Entries from a dataset of interfaces
---

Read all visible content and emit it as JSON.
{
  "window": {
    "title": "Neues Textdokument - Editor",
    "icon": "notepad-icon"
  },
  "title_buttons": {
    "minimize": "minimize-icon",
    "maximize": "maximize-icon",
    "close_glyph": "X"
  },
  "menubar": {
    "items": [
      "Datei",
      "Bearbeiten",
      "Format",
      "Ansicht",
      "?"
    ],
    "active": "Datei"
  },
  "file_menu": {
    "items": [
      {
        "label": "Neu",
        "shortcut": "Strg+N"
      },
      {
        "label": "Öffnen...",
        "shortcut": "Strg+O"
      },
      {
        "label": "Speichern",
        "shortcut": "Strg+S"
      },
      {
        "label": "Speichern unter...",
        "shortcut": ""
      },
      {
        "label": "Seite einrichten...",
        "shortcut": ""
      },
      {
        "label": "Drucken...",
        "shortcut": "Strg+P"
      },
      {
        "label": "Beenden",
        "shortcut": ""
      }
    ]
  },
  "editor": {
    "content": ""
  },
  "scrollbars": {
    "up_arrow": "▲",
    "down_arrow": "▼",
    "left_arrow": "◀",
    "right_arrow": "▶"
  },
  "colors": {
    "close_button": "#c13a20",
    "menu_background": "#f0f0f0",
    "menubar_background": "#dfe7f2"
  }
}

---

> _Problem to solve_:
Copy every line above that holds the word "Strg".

> _Result_:
        "shortcut": "Strg+N"
        "shortcut": "Strg+O"
        "shortcut": "Strg+S"
        "shortcut": "Strg+P"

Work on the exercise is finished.